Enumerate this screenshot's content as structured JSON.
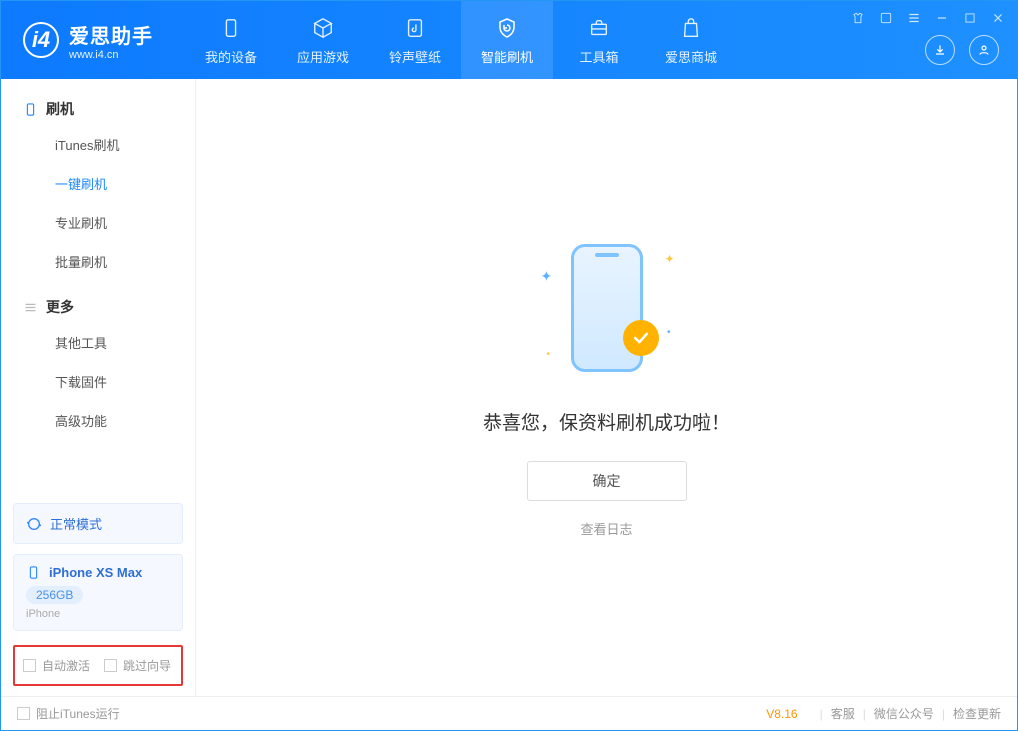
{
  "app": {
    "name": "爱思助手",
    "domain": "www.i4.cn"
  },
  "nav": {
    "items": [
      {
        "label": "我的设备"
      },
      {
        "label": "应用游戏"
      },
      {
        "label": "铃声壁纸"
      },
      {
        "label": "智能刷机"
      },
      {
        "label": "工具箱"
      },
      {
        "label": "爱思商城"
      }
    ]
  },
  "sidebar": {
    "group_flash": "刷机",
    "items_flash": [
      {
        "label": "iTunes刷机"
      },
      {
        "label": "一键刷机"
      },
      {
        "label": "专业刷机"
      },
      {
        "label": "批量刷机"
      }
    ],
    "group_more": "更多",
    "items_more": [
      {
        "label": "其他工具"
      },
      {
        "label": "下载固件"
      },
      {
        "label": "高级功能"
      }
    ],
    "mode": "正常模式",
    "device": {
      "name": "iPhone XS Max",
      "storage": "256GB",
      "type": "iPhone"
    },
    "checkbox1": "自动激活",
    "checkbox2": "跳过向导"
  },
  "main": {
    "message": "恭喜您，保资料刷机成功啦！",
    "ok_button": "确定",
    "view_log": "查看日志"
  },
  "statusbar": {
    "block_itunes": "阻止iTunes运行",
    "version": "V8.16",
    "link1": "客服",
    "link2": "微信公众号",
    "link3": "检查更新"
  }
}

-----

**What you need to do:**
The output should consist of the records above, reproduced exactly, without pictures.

**Solution:**
Enumerate this screenshot's content as structured JSON.
{
  "app": {
    "name": "爱思助手",
    "domain": "www.i4.cn"
  },
  "nav": {
    "items": [
      {
        "label": "我的设备"
      },
      {
        "label": "应用游戏"
      },
      {
        "label": "铃声壁纸"
      },
      {
        "label": "智能刷机"
      },
      {
        "label": "工具箱"
      },
      {
        "label": "爱思商城"
      }
    ]
  },
  "sidebar": {
    "group_flash": "刷机",
    "items_flash": [
      {
        "label": "iTunes刷机"
      },
      {
        "label": "一键刷机"
      },
      {
        "label": "专业刷机"
      },
      {
        "label": "批量刷机"
      }
    ],
    "group_more": "更多",
    "items_more": [
      {
        "label": "其他工具"
      },
      {
        "label": "下载固件"
      },
      {
        "label": "高级功能"
      }
    ],
    "mode": "正常模式",
    "device": {
      "name": "iPhone XS Max",
      "storage": "256GB",
      "type": "iPhone"
    },
    "checkbox1": "自动激活",
    "checkbox2": "跳过向导"
  },
  "main": {
    "message": "恭喜您，保资料刷机成功啦！",
    "ok_button": "确定",
    "view_log": "查看日志"
  },
  "statusbar": {
    "block_itunes": "阻止iTunes运行",
    "version": "V8.16",
    "link1": "客服",
    "link2": "微信公众号",
    "link3": "检查更新"
  }
}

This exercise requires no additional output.